For a country as hallowed as Greece, there’s still a fair few secrets out there. Take the city of Kavala for instance. Located in the north of Greece and close to the Evros natural border, Kavala is a singular oddity, in that it’s flown under the radar despite its obvious charm. What do we mean by charm? Well, if you can find us another town in Greece with a 30 meter high ancient aqueduct spanning 280 metres, we’ll gladly give you the etymology. As it stands (no pun intended), this 16th century structure is what the Acropolis is to Athens.
Funnily enough Kavala does in fact have an acropolis, although the fortification on top isn’t nearly as old as the Parthenon. Or so they say. It’s been rebuilt and destroyed several times along its millennia spanning existence, and even though the actual walls standing now where built by the last invaders sometime in 1425, evidence suggests that earlier iterations of the wall existed for quite some time.
And if its walls you’re into, head down to the pier, rent a bike and explore the coastal road that bends around the city. It’s lined with 7th century BC fortified errrr… walls.

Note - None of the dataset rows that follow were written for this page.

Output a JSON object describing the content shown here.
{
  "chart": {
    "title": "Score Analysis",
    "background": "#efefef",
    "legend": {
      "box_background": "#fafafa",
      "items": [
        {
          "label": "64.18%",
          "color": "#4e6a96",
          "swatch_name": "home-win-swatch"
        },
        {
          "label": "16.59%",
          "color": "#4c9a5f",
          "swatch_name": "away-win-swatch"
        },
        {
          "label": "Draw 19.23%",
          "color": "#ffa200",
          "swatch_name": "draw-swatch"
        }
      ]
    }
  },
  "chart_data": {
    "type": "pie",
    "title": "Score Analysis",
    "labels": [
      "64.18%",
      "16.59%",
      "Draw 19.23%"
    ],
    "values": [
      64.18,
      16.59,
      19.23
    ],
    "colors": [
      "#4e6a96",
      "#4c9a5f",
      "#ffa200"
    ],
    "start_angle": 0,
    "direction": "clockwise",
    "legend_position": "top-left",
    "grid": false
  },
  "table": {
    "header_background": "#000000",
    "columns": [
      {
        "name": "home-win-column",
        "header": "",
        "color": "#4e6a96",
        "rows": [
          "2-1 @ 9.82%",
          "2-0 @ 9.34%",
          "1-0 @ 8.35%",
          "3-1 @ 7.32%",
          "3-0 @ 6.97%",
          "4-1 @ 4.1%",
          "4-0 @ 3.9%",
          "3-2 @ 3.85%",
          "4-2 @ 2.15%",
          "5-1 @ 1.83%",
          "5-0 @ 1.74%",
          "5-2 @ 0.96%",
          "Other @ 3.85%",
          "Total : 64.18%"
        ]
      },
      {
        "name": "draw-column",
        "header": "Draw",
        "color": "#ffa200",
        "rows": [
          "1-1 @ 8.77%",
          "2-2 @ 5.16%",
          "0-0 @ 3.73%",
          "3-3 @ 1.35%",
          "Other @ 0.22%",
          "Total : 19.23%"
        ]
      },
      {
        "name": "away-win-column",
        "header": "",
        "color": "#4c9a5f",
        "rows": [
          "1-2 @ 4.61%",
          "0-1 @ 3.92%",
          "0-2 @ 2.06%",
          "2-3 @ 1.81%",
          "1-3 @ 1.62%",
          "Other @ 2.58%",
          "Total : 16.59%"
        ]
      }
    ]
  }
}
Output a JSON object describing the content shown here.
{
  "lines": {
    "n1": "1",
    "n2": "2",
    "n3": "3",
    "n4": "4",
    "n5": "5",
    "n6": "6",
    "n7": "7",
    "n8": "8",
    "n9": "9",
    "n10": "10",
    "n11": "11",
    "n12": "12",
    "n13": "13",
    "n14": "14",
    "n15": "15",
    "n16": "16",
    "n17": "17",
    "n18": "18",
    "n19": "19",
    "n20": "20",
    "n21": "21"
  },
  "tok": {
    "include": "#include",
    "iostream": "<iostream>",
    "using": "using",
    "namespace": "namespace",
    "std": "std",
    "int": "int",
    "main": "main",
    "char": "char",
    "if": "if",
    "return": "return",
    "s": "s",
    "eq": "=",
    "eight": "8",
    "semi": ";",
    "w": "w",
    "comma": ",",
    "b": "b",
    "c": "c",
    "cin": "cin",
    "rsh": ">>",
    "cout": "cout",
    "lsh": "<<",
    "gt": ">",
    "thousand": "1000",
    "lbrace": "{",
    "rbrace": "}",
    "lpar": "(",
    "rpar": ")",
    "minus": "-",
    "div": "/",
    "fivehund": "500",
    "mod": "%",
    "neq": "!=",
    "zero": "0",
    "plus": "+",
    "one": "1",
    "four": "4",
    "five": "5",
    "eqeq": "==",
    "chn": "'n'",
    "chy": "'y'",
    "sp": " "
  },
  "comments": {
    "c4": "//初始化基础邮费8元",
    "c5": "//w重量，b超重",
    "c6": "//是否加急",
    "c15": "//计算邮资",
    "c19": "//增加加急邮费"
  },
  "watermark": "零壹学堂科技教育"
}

The city is built amphitheatrically on the slopes of Mount Smylovo and the surrounding city is spread out like a fan, adding an extra layer of awesomeness. Divided into the Nea Poli and the Palia Poli, Kavala is something of an amalgam of architectural styles owing to its close proximity to Turkey and the Balkans. One of the most impressive sights is the Imaret hotel. Added during the Ottoman occupation it served as a mosque before it changed hands and served other purposes, finally becoming a boutique hotel.
In addition to the Kamares aqueduct and the Imaret minaret hotel, the city counts with another Ottoman era edifice; the Halil Bey mosque. Although not actually in use, it has been repurposed as an events venue and is a pretty cool spot to hang out.
Other architectural styles can be found in the Panagia district of the city, with many eastern influences and traditional manor houses built in stone, many of which are in renovation mode. These elegant colonial style and neo classical buildings are reminiscent of a by-gone era and a look into the Megali Leschi or the town hall will surely get those memberberries rolling.
Venture slightly out of the city, oh say to the nearby archaeological site of Philippi, and you’ll get a real sense of what the area might’ve looked a few thousand years ago. The city of Philippi was firstly inhabited in 360 BC by Thassian islanders only to be ‘liberated’ by Phillip of Macedon a few years later to claim its name. A fun factoid for those interested in history and the origins of Christianity is that the first ever Christian baptism of a woman in Europe took place right there, and the woman’s name was Lydia. So there’s that.
Kavala’s history can be outlined for you upon entering the ubiquitous museums that scatter this ancient land. If you thought you were getting away with it, think again. The archaeological museum of Kavala ought to help you get to grips with the city’s past.
If you want to get to grips with the city’s present, head down to the promenade and grab yourself a chair along the palm fringed, coast. The newly installed floating pier has invigorated the scene with people and fish. You could do far worse than spend an afternoon munching on the catch of the day and assorted mezes while people watching. I mean, mezes. Come on!